I essentially grew up in a Norman Rockwell painting, and Christmas turns me into a non-materialistic 4-year-old. Decorating the tree, setting up the lights, helping set up my mother's Christmas village, baking cookies and the like all set the stage. Christmas Eve itself always revolved around carols, the last of the baking, wrapping presents, a candlelight church service primarily featuring religious carols, and a walk home looking at the lights, often accompanied by snowfall -- there are certain advantages to having grown up in the suburbs of Buffalo. It's a little different these days; my mother died some years back, and now my father lives in Florida in the winter so I spend Christmas where it's in the 60s and the natives still wear scarves and mittens despite that, but some of the emotional attachment still exists. And some of the traditions, like our standard Christmas morning breakfast (fried potatoes, scrambled eggs, and polish sausage all cooked in the same skillet), still hold.
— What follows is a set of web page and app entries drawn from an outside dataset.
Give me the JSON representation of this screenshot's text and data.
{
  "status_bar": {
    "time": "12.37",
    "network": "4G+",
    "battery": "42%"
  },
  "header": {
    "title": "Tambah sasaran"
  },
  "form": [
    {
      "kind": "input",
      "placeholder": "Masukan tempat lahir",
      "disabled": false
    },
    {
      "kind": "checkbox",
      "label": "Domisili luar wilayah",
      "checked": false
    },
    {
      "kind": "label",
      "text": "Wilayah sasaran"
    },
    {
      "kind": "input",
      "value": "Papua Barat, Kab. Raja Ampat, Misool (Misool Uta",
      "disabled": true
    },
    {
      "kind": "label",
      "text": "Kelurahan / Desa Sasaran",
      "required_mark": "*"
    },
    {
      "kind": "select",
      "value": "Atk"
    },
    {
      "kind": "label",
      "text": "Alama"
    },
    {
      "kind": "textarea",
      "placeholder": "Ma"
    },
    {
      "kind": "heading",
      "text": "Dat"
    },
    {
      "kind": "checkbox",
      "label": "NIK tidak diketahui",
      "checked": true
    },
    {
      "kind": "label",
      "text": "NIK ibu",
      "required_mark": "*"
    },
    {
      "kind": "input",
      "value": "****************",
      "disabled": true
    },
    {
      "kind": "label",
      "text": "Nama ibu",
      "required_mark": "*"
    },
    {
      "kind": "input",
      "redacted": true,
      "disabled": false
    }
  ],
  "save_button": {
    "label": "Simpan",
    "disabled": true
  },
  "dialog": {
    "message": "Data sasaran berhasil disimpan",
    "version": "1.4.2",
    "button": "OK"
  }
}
Christmas is one of the few times a year when the majority of people try to reach beyond their normal limitations and be a better person. Charitable giving spikes, and not simply because others are watching, but because many take the time to reflect on how good they really have it compared to what could be, and decide to help out the less fortunate be it with time, money, or possessions they no longer use very much but others might. It's also the only time I can count on my brother, father, and me all being in the same house; it happens some summers, but less reliably. Many Christians complain about the secularization of Christmas, but I think it's important to make a distinction between the secularization and commercialization, and it's really the latter that most of them mean.
For those of your worried about the lack of religion in the holiday as celebrated by many, I suggest you turn your worry to Easter instead. From a religious Christian perspective, Easter is the much bigger holiday. As my dad likes to say "Everyone's born. Remarkably few come back from the dead."